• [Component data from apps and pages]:
■ ■ ■ ■ ■ ■ ■
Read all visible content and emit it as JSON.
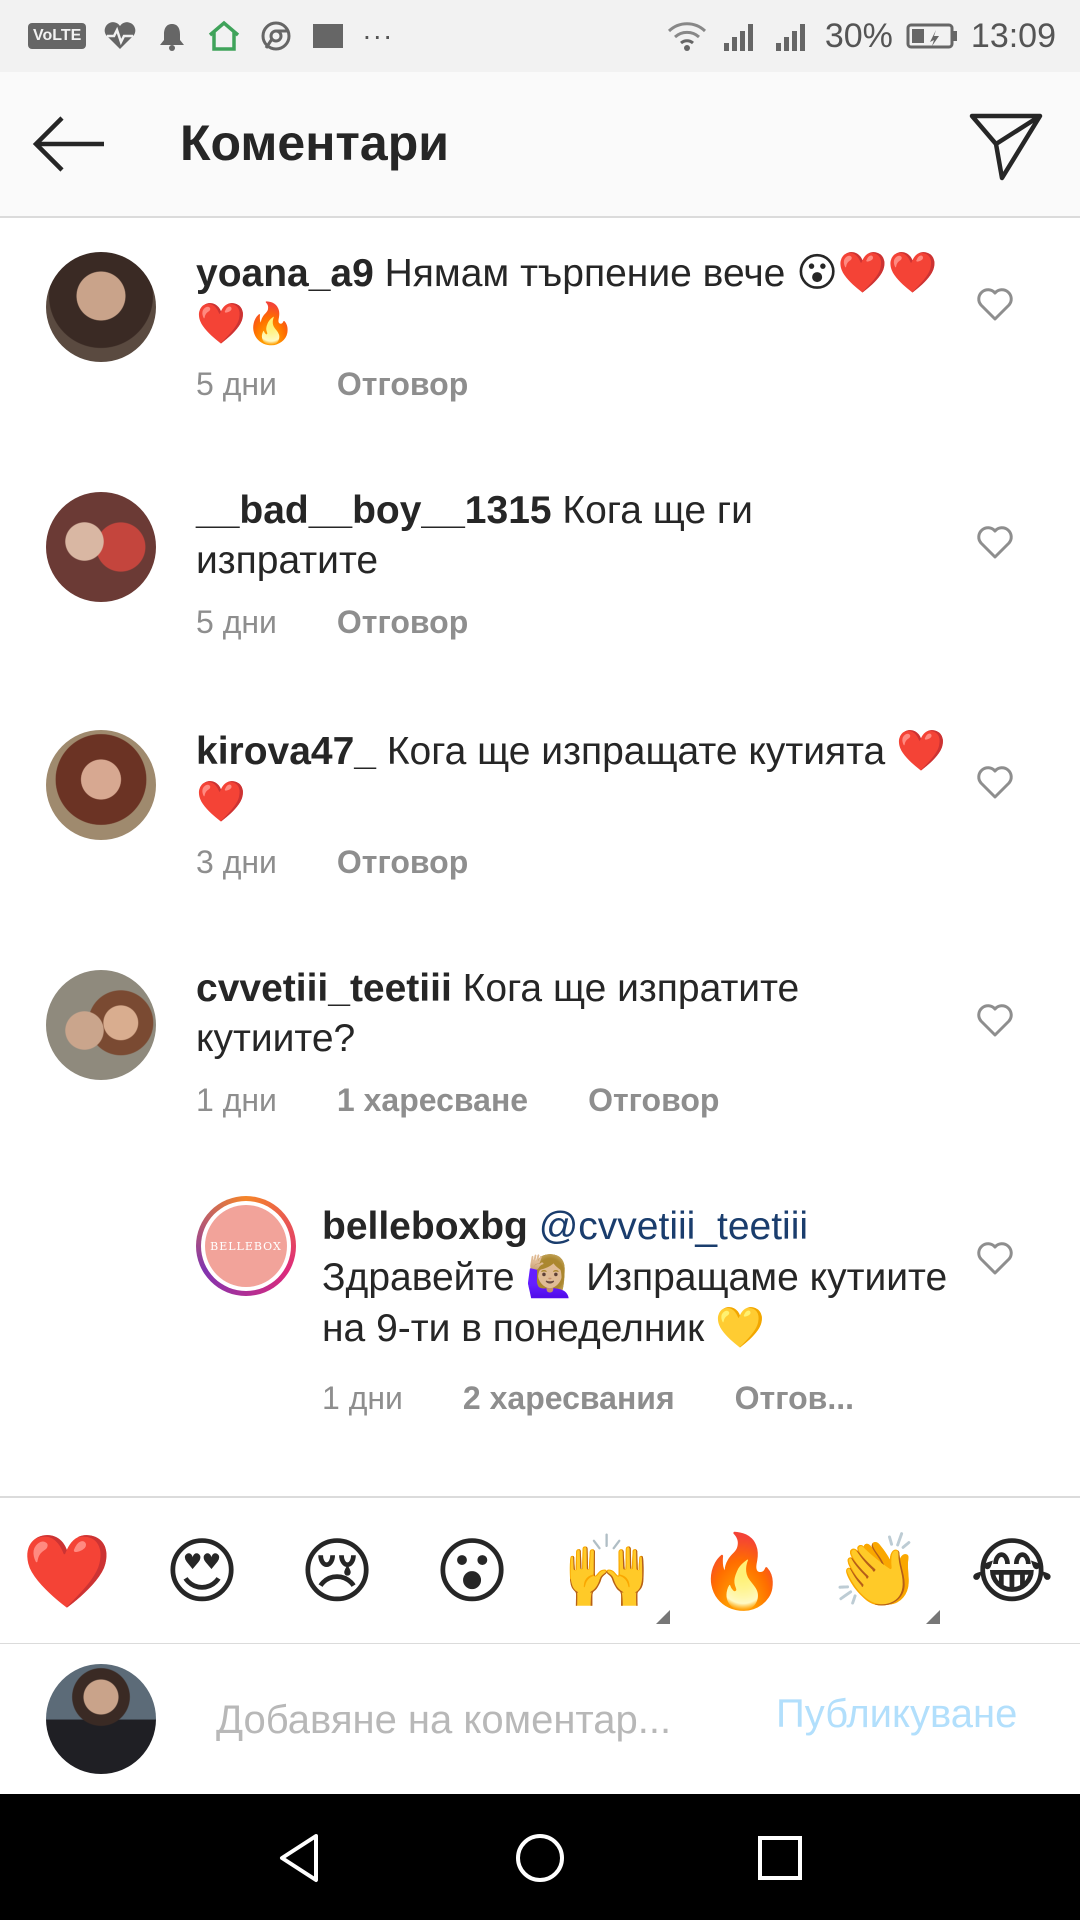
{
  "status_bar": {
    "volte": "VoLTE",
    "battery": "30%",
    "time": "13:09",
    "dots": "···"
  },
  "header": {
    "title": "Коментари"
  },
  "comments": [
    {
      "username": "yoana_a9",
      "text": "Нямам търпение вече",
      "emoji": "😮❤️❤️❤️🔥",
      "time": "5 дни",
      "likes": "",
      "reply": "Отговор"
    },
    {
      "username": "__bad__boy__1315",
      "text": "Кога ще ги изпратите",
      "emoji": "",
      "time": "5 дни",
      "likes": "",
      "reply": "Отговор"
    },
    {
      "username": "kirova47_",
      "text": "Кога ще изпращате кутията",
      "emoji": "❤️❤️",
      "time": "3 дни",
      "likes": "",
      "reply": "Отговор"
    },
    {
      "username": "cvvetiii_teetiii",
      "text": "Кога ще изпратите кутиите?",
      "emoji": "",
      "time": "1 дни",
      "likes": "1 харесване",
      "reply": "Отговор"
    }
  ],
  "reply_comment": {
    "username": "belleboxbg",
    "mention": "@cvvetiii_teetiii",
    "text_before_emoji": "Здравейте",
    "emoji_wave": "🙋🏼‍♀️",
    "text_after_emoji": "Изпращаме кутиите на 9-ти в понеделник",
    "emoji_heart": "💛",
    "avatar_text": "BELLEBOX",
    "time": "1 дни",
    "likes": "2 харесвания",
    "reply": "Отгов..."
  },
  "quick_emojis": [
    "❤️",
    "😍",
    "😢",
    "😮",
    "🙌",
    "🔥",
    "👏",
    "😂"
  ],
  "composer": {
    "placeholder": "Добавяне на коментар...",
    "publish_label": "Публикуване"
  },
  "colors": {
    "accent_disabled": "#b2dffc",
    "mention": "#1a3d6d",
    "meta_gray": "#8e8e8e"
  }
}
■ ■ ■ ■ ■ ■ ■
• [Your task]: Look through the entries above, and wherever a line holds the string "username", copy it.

• [Answer to this problem]:
      "username": "yoana_a9",
      "username": "__bad__boy__1315",
      "username": "kirova47_",
      "username": "cvvetiii_teetiii",
    "username": "belleboxbg",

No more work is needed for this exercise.